Now that Windows 8 has been in the hands of consumers for the past several weeks, talk of the new Modern UI casting a dark shadow over the Windows platform has somewhat subsided. Many have discovered that the new Windows installment just isn't the monster many critics tried to describe. If anything, Microsoft seemingly shipped Windows 7 SE with an embedded launcher, the latter of which is more suited for the tablet market.
Still, the new Modern UI isn't all that difficult to figure out: it's very smartphone-ish, allowing users to access their email, check in with Facebook friends, and install free and premium apps through the built-in store. It's super convenient, and these live tiles -- replacing your standard shortcut -- even present quick information on the screen so that users know when mail has arrived, what apps need to be updated, and so on.
What really wasn't conveyed in Microsoft's push to sell Windows 8 was that the desktop is still the underlying foundation. Users aren't "forced" to deal with the touchy-feely Modern UI, yet they are forced into dealing without the Start menu. But as we've seen since the release of Windows 95, the desktop will likely pushed to the side in favor of the Modern UI just as DOS has with each new release of the Windows platform. DOS is still there (Command Prompt), and Microsoft will undoubtedly do the same with the desktop, tucking it away and out of sight.

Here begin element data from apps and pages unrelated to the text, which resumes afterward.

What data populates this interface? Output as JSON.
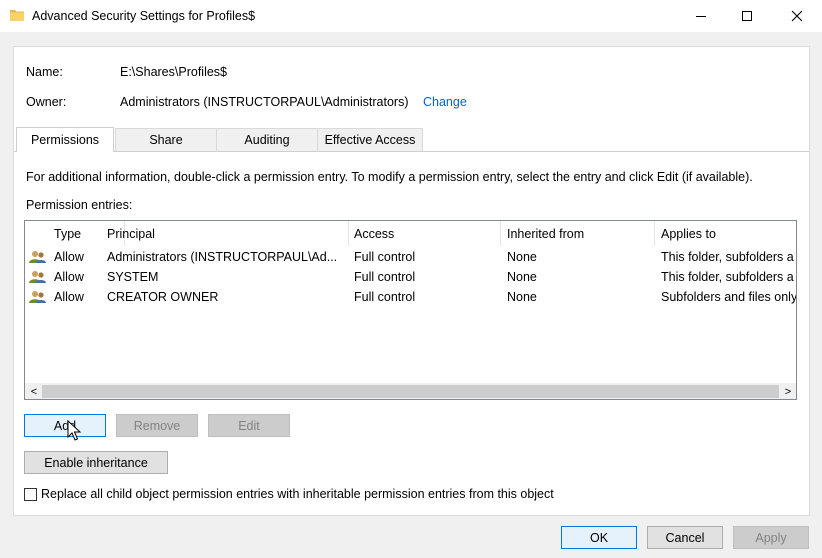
{
  "window": {
    "title": "Advanced Security Settings for Profiles$",
    "icon": "folder-icon"
  },
  "info": {
    "name_label": "Name:",
    "name_value": "E:\\Shares\\Profiles$",
    "owner_label": "Owner:",
    "owner_value": "Administrators (INSTRUCTORPAUL\\Administrators)",
    "change_link": "Change"
  },
  "tabs": [
    {
      "label": "Permissions",
      "active": true
    },
    {
      "label": "Share"
    },
    {
      "label": "Auditing"
    },
    {
      "label": "Effective Access"
    }
  ],
  "permissions": {
    "info_text": "For additional information, double-click a permission entry. To modify a permission entry, select the entry and click Edit (if available).",
    "entries_label": "Permission entries:",
    "columns": [
      "Type",
      "Principal",
      "Access",
      "Inherited from",
      "Applies to"
    ],
    "rows": [
      [
        "Allow",
        "Administrators (INSTRUCTORPAUL\\Ad...",
        "Full control",
        "None",
        "This folder, subfolders a"
      ],
      [
        "Allow",
        "SYSTEM",
        "Full control",
        "None",
        "This folder, subfolders a"
      ],
      [
        "Allow",
        "CREATOR OWNER",
        "Full control",
        "None",
        "Subfolders and files only"
      ]
    ],
    "scroll_left": "<",
    "scroll_right": ">",
    "add_button": "Add",
    "remove_button": "Remove",
    "edit_button": "Edit",
    "inheritance_button": "Enable inheritance",
    "replace_checkbox_label": "Replace all child object permission entries with inheritable permission entries from this object"
  },
  "footer": {
    "ok": "OK",
    "cancel": "Cancel",
    "apply": "Apply"
  },
  "colors": {
    "link": "#0066cc",
    "focus_border": "#0078d7"
  }
}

That said, Staples' latest Windows 8 campaign is assuming that customers will be overwhelmed by the new blocky interface. For consumers who are less tech-savvy – such as grandma looking for a new PC – the retailer may be right on the money. Customers new to the Windows platform may not even notice that there's a big change to the OS, but for those who are still using Windows XP on a machine built back in the Stone Ages, Windows 8 may be a little overwhelming.
What's disturbing here, and Business Insider agrees, is that one big brand, Staples, is deeming another brand it's currently selling, Windows 8, too complicated for customers to understand on their own. Even more, the commercials represent the computer buyer as a balding, nerdy dad who is rejected by his teen son after asking for help with his new Windows 8 laptop. A sulking dad thus returns to Staples to get his free Windows 8 Training. Thing is, this dad has probably used Windows since v3.11 released in the early 90s, and may already know what's going on.
But, in Staples' defense, it's not the only retailer offering consumer "training," indicating that the general consensus is that the average consumer may need a little help with this new interface. Even the commercial itself doesn't specifically say Windows 8 is too complicated, but Business Insider reports that the campaign was created by the McCann ad agency, so there may be more to the "Microsoft Will Hate Staples' New Ads" than what's presented in the commercial.
Finally, here's the description provided by Staples, explaining the 16-second spot: "Teenagers get technology, but they're still working on people skills. The trained experts at Staples will take you step-by-step through your new Windows 8 tablet or laptop with Free Training. Let Staples help you make the most of Windows 8."
Should consumers be offended by this new campaign?